for unloading.
At Astoria there are about ZOO cars
on track waiting to be unloaded. All
the space on the docks that can be used
for sack grain has been utilised, and
the big new bulk elevator la only
partly filled.
There are not so many cars held on
track at Portland. Rules of the rail
road administration have made the de
murrage rate higher in an attempt to
make use or cars for storage unpop
oil thats necessary
You jtn invite the friends; we invite YOU
to come and select your Victrola.
264 Alder Street, Near Third, Opp. Gill's Book Store
3 Days Sale!
Thousands of garments just arrived and must be sold
during the three days. In order to do this, "The Prices
WiU Talk."
The Globe Sample Shop will ex-
KfiniGmhPr chanse all sale roods and your
money back if not satisfied.
Sign and Send this ad to us and get cata
logues and our easy-payment proposition.
Stores also st Saa Francisco, Oakland, Sacramento, San Jose,
Los Angeles.
Long Plush Goats
All sizes. Some run up to $38.00, at only
n -
xSrfslP' t&J Ego Jnhj
l MsaaHsaiiHMSsaaH
Any Store
in the
City to
Sample Suits
Hundreds of sample Suits; all shades, all sizes. Some

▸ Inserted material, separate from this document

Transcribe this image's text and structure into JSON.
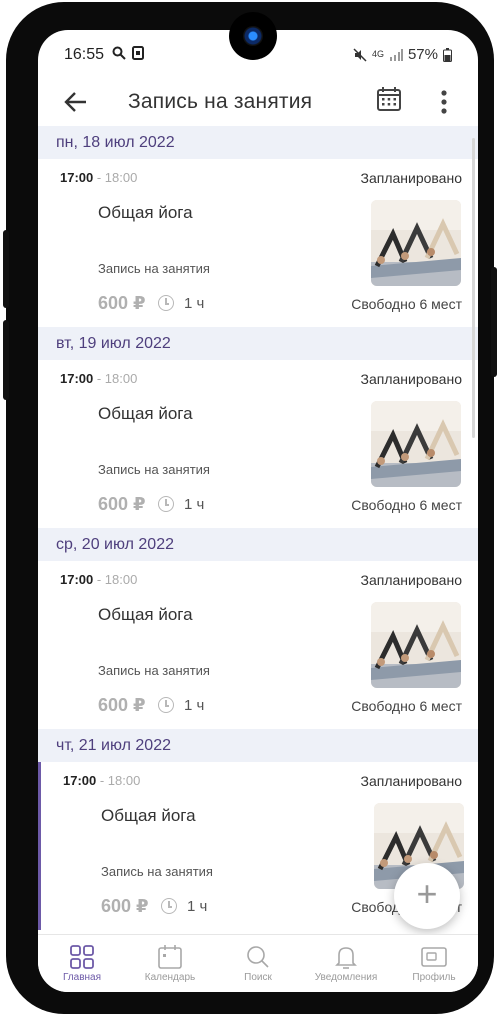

run up to $45.00, at only S23.95 and
SILK and SERGE Dresses. The biggest bargains in
Portland. Some run up to $37.50, at only 23.95 and
Sample Silk Jersey
Dresses Dresses
$12.95 1 $18.95
Long Coats
Beautiful Fur-Trimmed Long Velour and Broadcloth
Coats. Some run up to $50.00, at only S26.95 and
We Give
What Wa
Your Money
if Not
Silk and Georgette Crepe Waists at half price